SAN FRANCISCO—Former Vice President Al Gore said here today that he would become a member of the American Geophysical Union, a sign of his dedication not only to protecting the environment but also his belief that science is vital when it comes to decisions impacting the fate of the planet. 

In a speech entitled "Climate Change: The Role of Science and the Media in Policy Making," Gore said that in order to make real changes at the individual and even climate policy level, scientists need to communicate directly with the people making decisions. The talk was part of the annual fall meeting of the AGU, a non-profit organization with 45,000 scientist members in 140 countries.

"How can we communicate more effectively about the overall impact of this picture now emerging from the multiple discoveries that are represented here at this gathering?" Gore said. "I do believe that the gulf between science and popular culture, which has widened over the years, actually is now beginning to narrow again."

The president of AGU agreed.

"We need tools and we need approaches that scientists can use," said Tim Killeen. "He's right on target."

With thousands of scientists and media in the audience, Gore gave examples of the ever-increasing scientific evidence of climate change from melting ice caps to wildfires sparked by drought.

He didn't pretend to be a scientist, and he remarked on how generous his scientist friends have been with their time and patience in sharing climate science with him.

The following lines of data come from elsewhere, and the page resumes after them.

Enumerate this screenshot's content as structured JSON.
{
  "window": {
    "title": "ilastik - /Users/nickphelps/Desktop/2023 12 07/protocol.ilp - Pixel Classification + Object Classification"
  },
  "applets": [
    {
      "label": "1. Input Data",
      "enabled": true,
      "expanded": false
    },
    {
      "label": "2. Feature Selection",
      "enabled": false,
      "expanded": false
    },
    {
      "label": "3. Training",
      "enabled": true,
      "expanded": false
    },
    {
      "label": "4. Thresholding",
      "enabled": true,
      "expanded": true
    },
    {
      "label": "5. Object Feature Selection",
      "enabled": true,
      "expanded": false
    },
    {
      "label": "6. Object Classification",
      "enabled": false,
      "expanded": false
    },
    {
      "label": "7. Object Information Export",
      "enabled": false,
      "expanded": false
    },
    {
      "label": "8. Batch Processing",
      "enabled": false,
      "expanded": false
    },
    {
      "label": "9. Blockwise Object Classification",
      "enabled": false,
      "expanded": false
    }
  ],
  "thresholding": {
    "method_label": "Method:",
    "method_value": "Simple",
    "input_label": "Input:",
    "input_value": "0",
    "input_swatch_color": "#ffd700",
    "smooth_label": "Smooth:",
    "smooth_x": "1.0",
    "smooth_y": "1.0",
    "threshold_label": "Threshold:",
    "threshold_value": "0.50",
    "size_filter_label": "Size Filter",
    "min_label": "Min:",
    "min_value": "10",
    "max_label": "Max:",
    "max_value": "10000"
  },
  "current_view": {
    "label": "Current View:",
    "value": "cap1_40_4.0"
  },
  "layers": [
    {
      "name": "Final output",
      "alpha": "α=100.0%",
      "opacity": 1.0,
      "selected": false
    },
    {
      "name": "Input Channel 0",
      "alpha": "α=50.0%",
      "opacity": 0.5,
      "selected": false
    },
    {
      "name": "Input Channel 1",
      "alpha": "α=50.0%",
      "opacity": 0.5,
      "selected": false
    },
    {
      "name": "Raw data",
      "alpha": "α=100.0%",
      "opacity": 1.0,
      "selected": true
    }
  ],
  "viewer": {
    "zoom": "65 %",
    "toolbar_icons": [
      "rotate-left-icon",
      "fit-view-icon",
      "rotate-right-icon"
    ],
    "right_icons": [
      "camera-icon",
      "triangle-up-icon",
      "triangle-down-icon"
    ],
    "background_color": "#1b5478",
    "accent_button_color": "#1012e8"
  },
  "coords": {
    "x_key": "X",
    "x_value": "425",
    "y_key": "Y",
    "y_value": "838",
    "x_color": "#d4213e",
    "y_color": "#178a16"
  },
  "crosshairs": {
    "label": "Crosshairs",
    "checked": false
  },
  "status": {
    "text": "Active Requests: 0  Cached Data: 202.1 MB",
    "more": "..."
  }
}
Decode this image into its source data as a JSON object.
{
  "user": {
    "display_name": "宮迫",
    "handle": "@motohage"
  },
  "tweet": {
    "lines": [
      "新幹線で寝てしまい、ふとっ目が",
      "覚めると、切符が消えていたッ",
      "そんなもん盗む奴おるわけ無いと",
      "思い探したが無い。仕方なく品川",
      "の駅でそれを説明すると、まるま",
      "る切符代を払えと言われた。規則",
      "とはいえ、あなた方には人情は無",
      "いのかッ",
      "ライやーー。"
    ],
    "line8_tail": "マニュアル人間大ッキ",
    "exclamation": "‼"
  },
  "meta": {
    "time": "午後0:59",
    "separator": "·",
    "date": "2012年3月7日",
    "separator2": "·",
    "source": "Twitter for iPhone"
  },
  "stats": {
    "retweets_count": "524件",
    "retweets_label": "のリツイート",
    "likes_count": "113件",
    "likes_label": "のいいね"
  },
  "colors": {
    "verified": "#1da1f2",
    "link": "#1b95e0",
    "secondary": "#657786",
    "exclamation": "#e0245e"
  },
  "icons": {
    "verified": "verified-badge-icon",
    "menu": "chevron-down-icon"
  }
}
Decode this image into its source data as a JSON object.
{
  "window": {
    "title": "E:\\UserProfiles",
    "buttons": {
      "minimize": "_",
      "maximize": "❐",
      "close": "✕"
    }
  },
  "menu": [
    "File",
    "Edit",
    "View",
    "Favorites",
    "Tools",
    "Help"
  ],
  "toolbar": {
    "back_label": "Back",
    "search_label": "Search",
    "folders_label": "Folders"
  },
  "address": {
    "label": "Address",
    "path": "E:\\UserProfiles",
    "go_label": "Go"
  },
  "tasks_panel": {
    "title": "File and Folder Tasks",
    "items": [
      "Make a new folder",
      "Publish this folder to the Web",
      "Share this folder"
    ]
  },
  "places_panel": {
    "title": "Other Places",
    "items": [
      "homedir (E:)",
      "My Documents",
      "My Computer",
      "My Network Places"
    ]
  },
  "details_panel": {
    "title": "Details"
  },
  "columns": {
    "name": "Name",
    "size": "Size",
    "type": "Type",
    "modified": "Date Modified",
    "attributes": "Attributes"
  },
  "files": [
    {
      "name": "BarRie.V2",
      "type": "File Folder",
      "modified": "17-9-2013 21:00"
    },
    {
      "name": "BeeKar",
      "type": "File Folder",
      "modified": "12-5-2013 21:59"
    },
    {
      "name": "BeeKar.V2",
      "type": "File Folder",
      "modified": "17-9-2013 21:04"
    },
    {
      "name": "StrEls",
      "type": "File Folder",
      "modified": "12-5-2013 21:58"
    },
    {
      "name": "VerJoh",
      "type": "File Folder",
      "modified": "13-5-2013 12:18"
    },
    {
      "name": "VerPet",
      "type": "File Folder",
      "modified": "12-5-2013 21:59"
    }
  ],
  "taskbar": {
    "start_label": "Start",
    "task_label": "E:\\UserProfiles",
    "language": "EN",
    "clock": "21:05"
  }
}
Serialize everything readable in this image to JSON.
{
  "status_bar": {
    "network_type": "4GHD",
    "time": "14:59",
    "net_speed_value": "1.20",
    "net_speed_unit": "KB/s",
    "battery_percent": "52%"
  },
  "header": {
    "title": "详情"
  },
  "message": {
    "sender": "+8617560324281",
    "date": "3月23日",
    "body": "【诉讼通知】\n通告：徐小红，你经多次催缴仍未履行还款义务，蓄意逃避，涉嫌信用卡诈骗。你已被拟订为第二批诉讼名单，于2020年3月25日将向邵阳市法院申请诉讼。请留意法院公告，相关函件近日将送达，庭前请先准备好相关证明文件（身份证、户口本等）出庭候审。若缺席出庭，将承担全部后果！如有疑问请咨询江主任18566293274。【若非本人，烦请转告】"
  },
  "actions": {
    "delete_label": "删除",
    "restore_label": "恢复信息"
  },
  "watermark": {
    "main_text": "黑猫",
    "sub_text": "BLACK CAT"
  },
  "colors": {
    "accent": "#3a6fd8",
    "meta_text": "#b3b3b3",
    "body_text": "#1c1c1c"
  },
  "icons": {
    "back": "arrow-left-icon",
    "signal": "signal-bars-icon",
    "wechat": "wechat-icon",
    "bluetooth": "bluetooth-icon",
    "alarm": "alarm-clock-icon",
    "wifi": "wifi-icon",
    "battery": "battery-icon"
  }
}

That way, he said, he could then communicate with the public and decision makers.

"He's so well read into our field that he has a credibility here in this community," Killeen told LiveScience in an interview. Before the talk, Killeen, AGU president-elect Tim Grove and other members spoke with Gore about climate science. They said Gore weaved the information flawlessly into his speech.

In the end Gore somewhat replaced his "inconvenient truth" phrase with a new one, a concept discussed by Mahatma Ghandi that has no exact translation: "truth force."

"When you come into the possession of truth that has deep implications to the future, and then you find the courage to express it and make a commitment to becoming involved in an effort to disenthrall our country and the world from this prison of illusions that has paralyzed us and prevented us from taking appropriate action, you will find that the truth will move obstacles from your path," Gore said.

"Now is the time," he said. "We have everything we need to get started and to prevail with the possible exception of the will to act. But in the United States of America, the will to act is a renewable resource."

Jeanna Bryner
Live Science Editor-in-Chief

Jeanna served as editor-in-chief of Live Science. Previously, she was an assistant editor at Scholastic's Science World magazine. Jeanna has an English degree from Salisbury University, a master's degree in biogeochemistry and environmental sciences from the University of Maryland, and a graduate science journalism degree from New York University. She has worked as a biologist in Florida, where she monitored wetlands and did field surveys for endangered species. She also received an ocean sciences journalism fellowship from Woods Hole Oceanographic Institution.